• **The problem**
Print the listing below exactly, images excluded.

-------

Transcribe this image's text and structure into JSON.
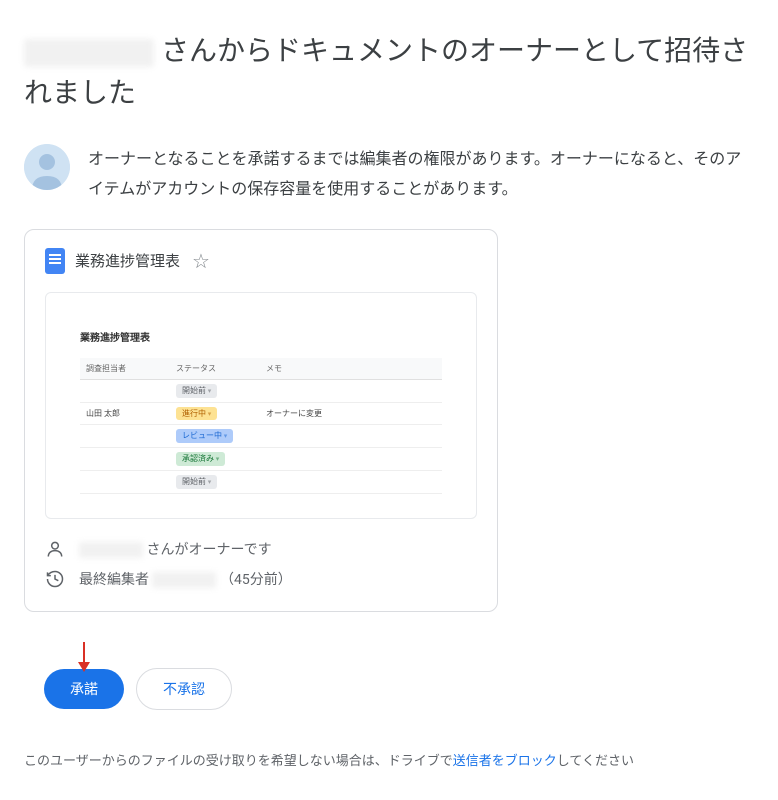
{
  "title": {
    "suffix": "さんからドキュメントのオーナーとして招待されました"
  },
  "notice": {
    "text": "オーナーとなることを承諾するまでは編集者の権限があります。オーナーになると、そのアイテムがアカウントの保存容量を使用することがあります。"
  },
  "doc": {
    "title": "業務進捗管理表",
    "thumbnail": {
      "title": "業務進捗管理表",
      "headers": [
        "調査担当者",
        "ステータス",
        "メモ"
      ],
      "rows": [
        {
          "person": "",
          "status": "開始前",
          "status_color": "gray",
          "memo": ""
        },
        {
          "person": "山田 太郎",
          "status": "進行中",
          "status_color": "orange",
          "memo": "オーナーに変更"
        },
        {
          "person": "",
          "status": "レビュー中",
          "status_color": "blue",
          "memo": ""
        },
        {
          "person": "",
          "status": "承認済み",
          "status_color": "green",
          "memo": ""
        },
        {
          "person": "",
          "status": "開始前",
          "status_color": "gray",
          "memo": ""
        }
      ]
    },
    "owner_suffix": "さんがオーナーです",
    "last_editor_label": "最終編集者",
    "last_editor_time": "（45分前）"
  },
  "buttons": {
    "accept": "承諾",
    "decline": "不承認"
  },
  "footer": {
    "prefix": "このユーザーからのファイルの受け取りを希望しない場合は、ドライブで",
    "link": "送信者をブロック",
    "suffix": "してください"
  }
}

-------

• **Output of the exercise**
Transcribe this image's text and structure into JSON.
{
  "title": {
    "suffix": "さんからドキュメントのオーナーとして招待されました"
  },
  "notice": {
    "text": "オーナーとなることを承諾するまでは編集者の権限があります。オーナーになると、そのアイテムがアカウントの保存容量を使用することがあります。"
  },
  "doc": {
    "title": "業務進捗管理表",
    "thumbnail": {
      "title": "業務進捗管理表",
      "headers": [
        "調査担当者",
        "ステータス",
        "メモ"
      ],
      "rows": [
        {
          "person": "",
          "status": "開始前",
          "status_color": "gray",
          "memo": ""
        },
        {
          "person": "山田 太郎",
          "status": "進行中",
          "status_color": "orange",
          "memo": "オーナーに変更"
        },
        {
          "person": "",
          "status": "レビュー中",
          "status_color": "blue",
          "memo": ""
        },
        {
          "person": "",
          "status": "承認済み",
          "status_color": "green",
          "memo": ""
        },
        {
          "person": "",
          "status": "開始前",
          "status_color": "gray",
          "memo": ""
        }
      ]
    },
    "owner_suffix": "さんがオーナーです",
    "last_editor_label": "最終編集者",
    "last_editor_time": "（45分前）"
  },
  "buttons": {
    "accept": "承諾",
    "decline": "不承認"
  },
  "footer": {
    "prefix": "このユーザーからのファイルの受け取りを希望しない場合は、ドライブで",
    "link": "送信者をブロック",
    "suffix": "してください"
  }
}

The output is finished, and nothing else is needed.